Other notables:

T has been attempting to sustain himself on two meals of instant oatmeal per day.

I learned that just because you boil water to purify it, does not mean it will taste good.

Thank you so much for your encouraging words, prayers, and posts. What amazing friends you all are! And, sorry for the long post again…can you tell I don’t have all that many people to talk to?!


  1. I love your stories! I love the giraffe pictures. So different from our zoo. :) Hug the babies in the orphange for me too.

  2. Sounds great!! I can (on a smaller but valid scale) relate to feeling like an outsider and moving into a slower pace and not understanding the social dynamics. Your attitude is inspiring, as always. You are enjoying the positive things that are popping up out of the changes and that's the best thing you can do! Please let me know if I can send you anything for your kids! Or you :) Thank you for sharing!

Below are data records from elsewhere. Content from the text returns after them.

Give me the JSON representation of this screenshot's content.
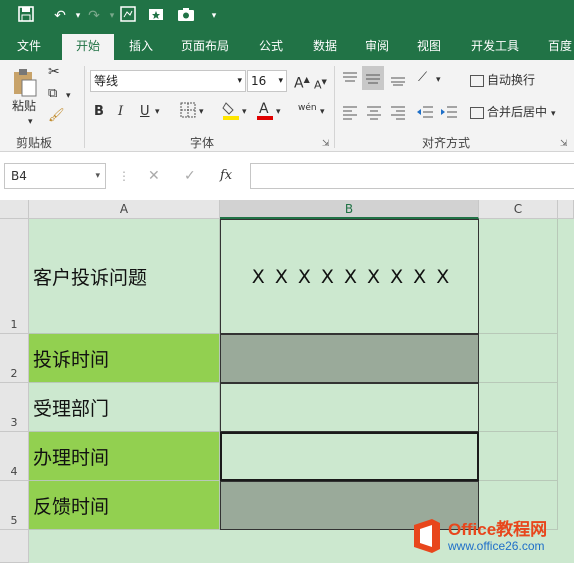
{
  "ribbon": {
    "tabs": [
      "文件",
      "开始",
      "插入",
      "页面布局",
      "公式",
      "数据",
      "审阅",
      "视图",
      "开发工具",
      "百度"
    ],
    "paste_label": "粘贴",
    "font_name": "等线",
    "font_size": "16",
    "bold": "B",
    "italic": "I",
    "underline": "U",
    "wen": "wén",
    "wrap_text": "自动换行",
    "merge_center": "合并后居中",
    "groups": {
      "clipboard": "剪贴板",
      "font": "字体",
      "align": "对齐方式"
    }
  },
  "formula_bar": {
    "name_box": "B4",
    "fx": "fx",
    "value": ""
  },
  "columns": [
    "A",
    "B",
    "C"
  ],
  "rows": [
    "1",
    "2",
    "3",
    "4",
    "5"
  ],
  "cells": {
    "A1": "客户投诉问题",
    "B1": "X X X X X X X X X",
    "A2": "投诉时间",
    "A3": "受理部门",
    "A4": "办理时间",
    "A5": "反馈时间"
  },
  "watermark": {
    "brand": "Office教程网",
    "url": "www.office26.com"
  },
  "colors": {
    "ribbon_green": "#217346",
    "sheet_bg": "#cce8cf",
    "label_green": "#92d050",
    "gray_fill": "#9aaa9a"
  }
}
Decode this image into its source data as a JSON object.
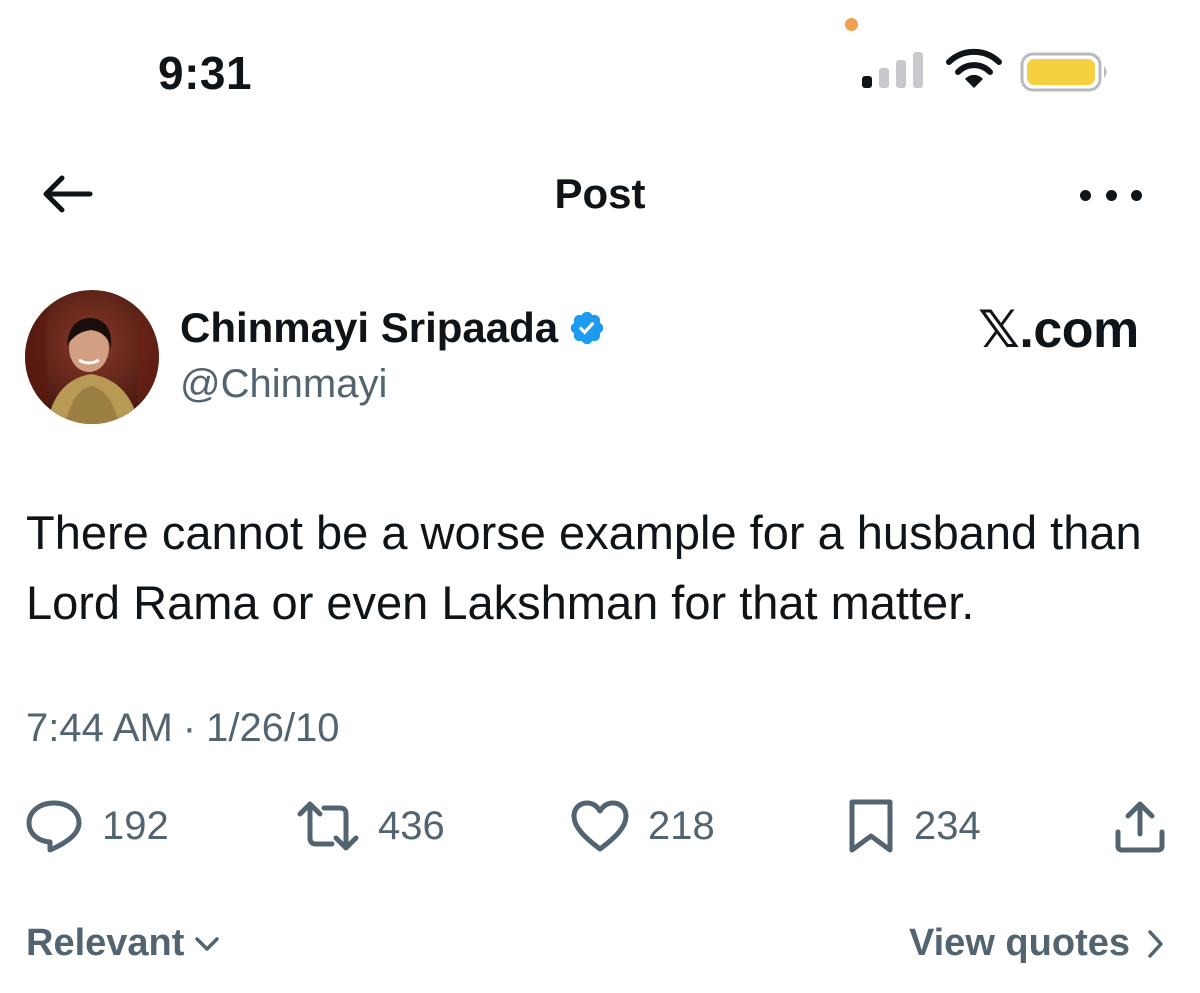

As usual, I'm living vicariously for sure!

  3. Oh my goodness - you are cracking me up!! Once again, I love knowing exactly what you are going through, with the power out, battery power on the laptop, the giraffe center, the taxi drives, the boiled water! Love it! I know it can be hard... hang in there. I'm with you on the scarlet letter!! :o) Love you! Kristin

  4. Hey, I was thinking about your post after I had gotten off the PC and realized how hypocritical I was to say "Please let me know if I can send you anything for your kids! Or you." Here I am wishing I could be where you are yet I am only thinking of you and yours. So, here's my change of heart: Please let me know what I can send for those babies or the workers or your family or whoever. I'd like to send something they could use immediately but whatever, I just have to be kind of creative. I was fantasizing about possibly asking Jacob's ambulance company to assist me in sending medical supplies. I'm leaving this on your blog instead of sending you a private message in case anyone else has any ideas or networking thoughts or anything like that on the subject. I know the organizations have it under control but is there something that you as a mommy visiting with her own kids see something that an organization might skim over? Let me (us) know?

  5. love you girl! give the babies a hug for us- and make them give you a hug for us too!!